EXERCISE:
The word "this" appears in some lines of the records below; state how many lines, and nothing else.

Data items:
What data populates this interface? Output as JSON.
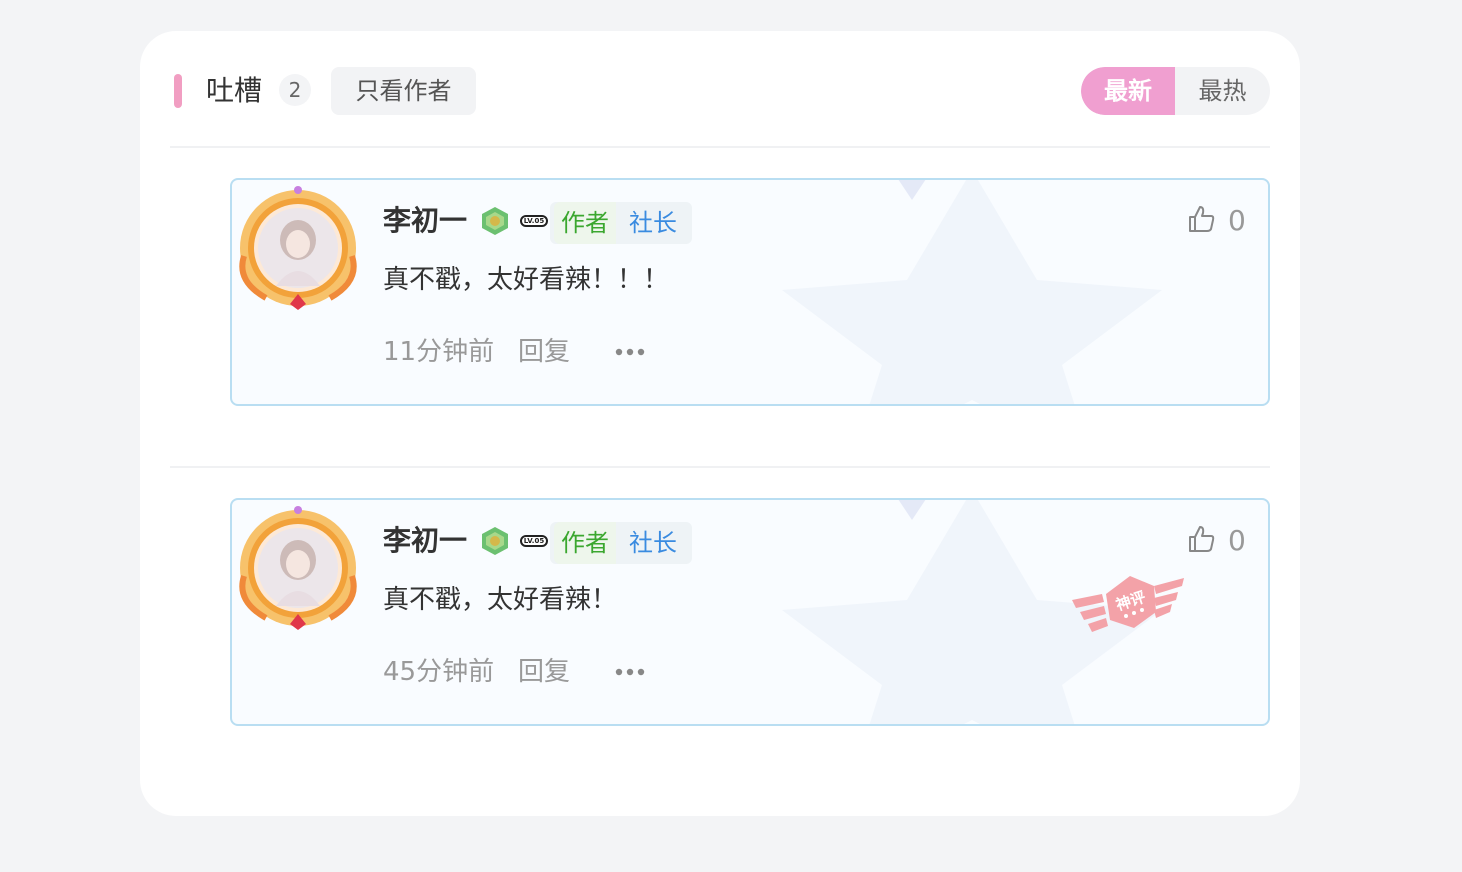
{
  "header": {
    "title": "吐槽",
    "count": "2",
    "author_filter_label": "只看作者",
    "sort": {
      "latest_label": "最新",
      "hottest_label": "最热",
      "active": "最新"
    }
  },
  "colors": {
    "accent_pink": "#f19ec2",
    "sort_active_bg": "#f09fd0",
    "author_tag": "#3ba72f",
    "chief_tag": "#3a8be0",
    "comment_border": "#b9def2"
  },
  "comments": [
    {
      "username": "李初一",
      "level_badge": "LV.05",
      "tags": {
        "author": "作者",
        "chief": "社长"
      },
      "content": "真不戳，太好看辣！！！",
      "time": "11分钟前",
      "reply_label": "回复",
      "likes": "0",
      "stamp": ""
    },
    {
      "username": "李初一",
      "level_badge": "LV.05",
      "tags": {
        "author": "作者",
        "chief": "社长"
      },
      "content": "真不戳，太好看辣！",
      "time": "45分钟前",
      "reply_label": "回复",
      "likes": "0",
      "stamp": "神评"
    }
  ]
}
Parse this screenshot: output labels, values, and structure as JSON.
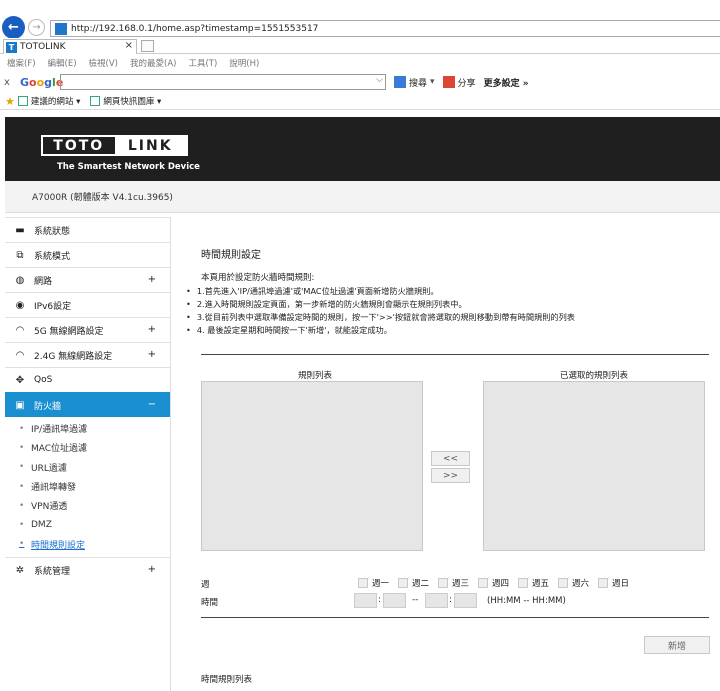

OUTPUT OF THE TASK:
2